[Start of Attachment]

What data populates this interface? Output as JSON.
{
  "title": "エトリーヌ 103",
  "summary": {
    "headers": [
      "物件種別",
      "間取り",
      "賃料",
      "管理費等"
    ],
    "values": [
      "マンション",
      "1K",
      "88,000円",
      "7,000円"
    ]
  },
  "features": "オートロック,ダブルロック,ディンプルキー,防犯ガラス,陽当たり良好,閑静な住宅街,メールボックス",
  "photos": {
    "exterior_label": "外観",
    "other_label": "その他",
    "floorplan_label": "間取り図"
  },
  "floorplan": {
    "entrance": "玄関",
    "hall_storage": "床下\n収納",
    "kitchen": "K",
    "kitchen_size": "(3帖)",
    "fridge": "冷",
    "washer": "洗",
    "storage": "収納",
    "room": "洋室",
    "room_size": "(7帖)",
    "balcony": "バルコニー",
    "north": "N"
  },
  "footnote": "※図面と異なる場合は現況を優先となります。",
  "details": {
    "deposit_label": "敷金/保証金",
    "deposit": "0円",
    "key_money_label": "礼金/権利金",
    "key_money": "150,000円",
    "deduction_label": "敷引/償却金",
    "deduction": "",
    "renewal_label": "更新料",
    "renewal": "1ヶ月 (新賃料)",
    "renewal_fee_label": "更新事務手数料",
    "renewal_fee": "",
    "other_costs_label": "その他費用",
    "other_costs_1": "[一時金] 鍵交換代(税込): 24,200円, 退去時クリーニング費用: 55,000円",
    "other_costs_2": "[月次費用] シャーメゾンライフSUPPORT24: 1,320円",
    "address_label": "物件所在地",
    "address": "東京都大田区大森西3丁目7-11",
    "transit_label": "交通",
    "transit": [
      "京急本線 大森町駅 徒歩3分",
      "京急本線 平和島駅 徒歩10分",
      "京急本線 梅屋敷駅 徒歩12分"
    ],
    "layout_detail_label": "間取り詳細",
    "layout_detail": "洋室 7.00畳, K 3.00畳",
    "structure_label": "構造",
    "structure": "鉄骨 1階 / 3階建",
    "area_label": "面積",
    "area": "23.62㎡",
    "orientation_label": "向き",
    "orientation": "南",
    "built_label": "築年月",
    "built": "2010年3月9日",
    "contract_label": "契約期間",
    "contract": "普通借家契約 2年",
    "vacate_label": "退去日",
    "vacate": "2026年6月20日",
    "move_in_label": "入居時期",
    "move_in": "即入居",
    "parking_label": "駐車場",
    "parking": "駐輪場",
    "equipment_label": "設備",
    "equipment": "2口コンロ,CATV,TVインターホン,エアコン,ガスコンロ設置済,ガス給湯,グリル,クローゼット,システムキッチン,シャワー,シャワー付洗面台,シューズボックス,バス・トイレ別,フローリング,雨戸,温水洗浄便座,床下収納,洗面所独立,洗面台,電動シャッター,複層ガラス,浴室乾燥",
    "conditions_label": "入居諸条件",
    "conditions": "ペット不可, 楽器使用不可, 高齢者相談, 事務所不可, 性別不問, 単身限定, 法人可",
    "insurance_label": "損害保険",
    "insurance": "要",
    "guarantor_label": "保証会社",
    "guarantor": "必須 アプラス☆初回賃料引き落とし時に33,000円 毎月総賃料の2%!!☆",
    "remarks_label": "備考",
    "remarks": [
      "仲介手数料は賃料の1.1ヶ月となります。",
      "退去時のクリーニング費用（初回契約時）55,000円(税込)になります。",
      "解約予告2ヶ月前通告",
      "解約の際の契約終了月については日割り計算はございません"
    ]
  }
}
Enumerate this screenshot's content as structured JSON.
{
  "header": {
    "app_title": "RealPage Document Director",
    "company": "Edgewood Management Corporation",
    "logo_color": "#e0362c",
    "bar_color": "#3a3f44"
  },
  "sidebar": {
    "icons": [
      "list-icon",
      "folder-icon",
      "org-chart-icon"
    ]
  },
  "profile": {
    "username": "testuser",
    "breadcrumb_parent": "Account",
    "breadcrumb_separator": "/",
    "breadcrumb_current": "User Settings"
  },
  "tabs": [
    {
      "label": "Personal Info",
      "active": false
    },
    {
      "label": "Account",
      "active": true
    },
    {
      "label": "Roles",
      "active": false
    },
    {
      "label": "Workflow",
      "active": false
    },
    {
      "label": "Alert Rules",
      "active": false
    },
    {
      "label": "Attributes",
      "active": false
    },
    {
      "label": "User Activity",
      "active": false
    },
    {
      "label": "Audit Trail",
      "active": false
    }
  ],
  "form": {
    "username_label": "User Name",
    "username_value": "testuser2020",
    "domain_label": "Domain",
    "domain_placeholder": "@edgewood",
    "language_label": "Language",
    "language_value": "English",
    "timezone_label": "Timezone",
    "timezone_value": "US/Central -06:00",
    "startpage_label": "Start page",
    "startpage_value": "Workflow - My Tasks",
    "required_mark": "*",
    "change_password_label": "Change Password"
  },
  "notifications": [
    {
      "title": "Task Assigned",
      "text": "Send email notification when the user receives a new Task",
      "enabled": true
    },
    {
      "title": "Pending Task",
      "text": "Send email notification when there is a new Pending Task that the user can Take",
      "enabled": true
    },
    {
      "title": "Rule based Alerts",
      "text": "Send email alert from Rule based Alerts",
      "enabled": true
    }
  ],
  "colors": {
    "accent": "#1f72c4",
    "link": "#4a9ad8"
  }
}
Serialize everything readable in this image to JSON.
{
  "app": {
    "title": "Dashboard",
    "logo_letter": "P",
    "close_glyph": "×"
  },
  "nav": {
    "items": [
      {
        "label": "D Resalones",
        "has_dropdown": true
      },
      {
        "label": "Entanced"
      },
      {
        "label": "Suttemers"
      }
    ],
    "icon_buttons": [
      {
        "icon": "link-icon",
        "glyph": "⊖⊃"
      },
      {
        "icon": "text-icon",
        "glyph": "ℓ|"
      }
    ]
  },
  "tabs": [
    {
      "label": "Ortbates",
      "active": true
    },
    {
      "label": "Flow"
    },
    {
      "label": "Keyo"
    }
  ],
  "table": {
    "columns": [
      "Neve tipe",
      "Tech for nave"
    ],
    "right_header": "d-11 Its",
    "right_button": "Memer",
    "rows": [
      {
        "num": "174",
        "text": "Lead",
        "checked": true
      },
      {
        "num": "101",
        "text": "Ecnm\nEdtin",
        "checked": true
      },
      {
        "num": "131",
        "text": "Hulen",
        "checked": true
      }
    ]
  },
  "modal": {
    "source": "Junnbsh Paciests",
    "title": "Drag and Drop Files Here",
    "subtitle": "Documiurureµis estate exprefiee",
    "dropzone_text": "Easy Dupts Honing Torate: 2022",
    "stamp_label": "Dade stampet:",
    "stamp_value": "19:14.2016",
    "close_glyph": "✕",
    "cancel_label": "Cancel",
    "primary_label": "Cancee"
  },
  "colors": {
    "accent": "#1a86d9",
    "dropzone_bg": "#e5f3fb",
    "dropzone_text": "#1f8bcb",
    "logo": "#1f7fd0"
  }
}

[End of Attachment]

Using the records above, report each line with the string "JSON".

What data populates this interface? Output as JSON.
Enumerate this screenshot's content as structured JSON.
Serialize everything readable in this image to JSON.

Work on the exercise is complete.